Diversion Dilemma

SINGLE-STREAM RECYCLING is appealing to many communities because the process encourages residents to participate in curbside programs. Recyclables are put into a single compartment on a collection vehicle and are sorted at a specialized materials recovery facility (MRF), rather than sorted by residents prior to pickup. But there is a price for this convenience.

Although single-stream collection boosts recovery rates and cuts collection costs, the quality of recovered fiber sent to pulp and paper mills is substantially diminished, thereby increasing overall costs system-wide, according to a recent report by the American Forest & Paper Association (AF&PA), Washington, D.C.

Commissioned by the AF&PA, “Paper Recycling: Quality is Key to Long-term Success,” is a compilation of a single-stream total cost analysis study conducted by Jaakko Poyry Consulting, Tarrytown, N.Y., and Skumatz Economic Research Associates, Superior, Co., and a recovered fiber quality study undertaken by R.W. Beck, Seattle.

Among the report's notable findings were that curbside collection costs for single-stream programs yielded savings of $10 per ton to $20 per ton and increased total recyclables collection by 1 to 3 percentage points. However, processing costs for these programs were $5 per ton to $15 per ton higher than dual-stream recycling programs.

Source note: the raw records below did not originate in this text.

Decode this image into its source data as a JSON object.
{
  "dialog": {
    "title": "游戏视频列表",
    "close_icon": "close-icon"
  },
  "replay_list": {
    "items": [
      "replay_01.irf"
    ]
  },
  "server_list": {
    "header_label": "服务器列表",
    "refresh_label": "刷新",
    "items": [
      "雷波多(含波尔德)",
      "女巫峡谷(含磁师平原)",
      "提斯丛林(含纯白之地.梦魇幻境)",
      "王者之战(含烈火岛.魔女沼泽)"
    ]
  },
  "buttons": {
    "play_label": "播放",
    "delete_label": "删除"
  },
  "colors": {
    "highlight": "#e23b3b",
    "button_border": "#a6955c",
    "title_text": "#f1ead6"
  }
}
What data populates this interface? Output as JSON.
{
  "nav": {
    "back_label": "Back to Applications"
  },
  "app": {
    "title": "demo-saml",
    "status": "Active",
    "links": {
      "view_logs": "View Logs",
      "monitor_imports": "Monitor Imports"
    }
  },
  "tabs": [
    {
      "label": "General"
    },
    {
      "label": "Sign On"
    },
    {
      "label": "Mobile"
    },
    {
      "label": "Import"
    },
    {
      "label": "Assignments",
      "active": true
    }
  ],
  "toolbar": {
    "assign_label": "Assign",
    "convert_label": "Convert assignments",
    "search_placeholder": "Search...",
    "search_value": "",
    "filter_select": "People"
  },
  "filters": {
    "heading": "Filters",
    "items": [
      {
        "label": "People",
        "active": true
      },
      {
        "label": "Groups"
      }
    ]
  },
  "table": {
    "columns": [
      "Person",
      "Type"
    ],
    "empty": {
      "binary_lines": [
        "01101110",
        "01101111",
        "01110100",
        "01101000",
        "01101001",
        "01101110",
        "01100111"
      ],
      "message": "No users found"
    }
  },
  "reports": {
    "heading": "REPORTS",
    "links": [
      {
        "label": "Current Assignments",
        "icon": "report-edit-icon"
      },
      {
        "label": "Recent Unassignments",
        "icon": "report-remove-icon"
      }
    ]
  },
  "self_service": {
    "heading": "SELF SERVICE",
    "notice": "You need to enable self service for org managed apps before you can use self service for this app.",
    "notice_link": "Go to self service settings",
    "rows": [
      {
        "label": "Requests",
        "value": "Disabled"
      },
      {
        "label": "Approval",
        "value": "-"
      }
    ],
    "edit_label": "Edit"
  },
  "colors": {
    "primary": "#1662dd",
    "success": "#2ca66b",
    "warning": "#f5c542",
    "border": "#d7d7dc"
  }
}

Additionally, operating and maintenance costs for paper mills using recovered fiber from single-stream programs were, on average, $8 per ton higher than costs at mills using recovered fiber from dual-stream programs, according to the report. Overall system-wide expenses, including collection costs, processing at MRFs and mill utilization, increased an average of $3 per ton for paper collected in single-stream programs, the report concludes.

Indeed, while the use of recovered fiber by U.S. paper mills has steadily increased, the quality of recovered fiber from curbside recycling programs has declined in recent years, according to the AF&PA. Simultaneously, single-stream collection programs and MRFs are becoming increasingly prevalent in the United States, the report states. Domestic mills currently rely on recovered paper for 38 percent of their fiber needs, the AF&PA Recovered Fiber Executive Committee states in the report. It adds that the paper industry's recent increase in its recovery goal to 55 percent further underscores the need for quality recovered fiber.

Janet Kincaid, manager of fiber recovery and utilization for the AF&PA, says because of the decline in quality, the strong recovery rate “becomes a mute point: We could recover 75 percent of all paper but only have 62 percent that is usable,” she says.

To combat the diminishing quality of recovered fiber from curbside programs, the AF&PA has begun educating waste haulers, in particular, on the potential effects of single-stream collection on paper mills.

“We're working directly with the folks handling the material, with those who make recommendations to their customers on the type of recycling program they should choose,” Kincaid says.

While the AF&PA has not officially endorsed a particular curbside collection method, “obviously our preference would be dual-stream over single-stream,” Kincaid says. Contamination from glass and plastic is problematic for mill end-users of recovered fiber from single-stream recycling programs, she adds.

According to Kincaid, states' efforts to reach mandated diversion rates have helped to fuel the rising popularity of single-stream recycling programs. “Unfortunately, people are thinking that diversion means recovery,” Kincaid says. “On the collection side, things look great with single-stream programs, but for end-users there are costs. Those costs will eventually back up and hit communities.”


  • Total cost per year for U.S. paper mills using curbside old newspaper and residential mixed paper would increase approximately $50 million if single-stream programs were universally implemented.
  • Since 1998, 24 mills that solely used recycled fiber feedstocks have permanently closed due to economic pressures. Higher costs associated with reduced recovered-paper quality may force additional recycled mills to close.

Source: AF&PA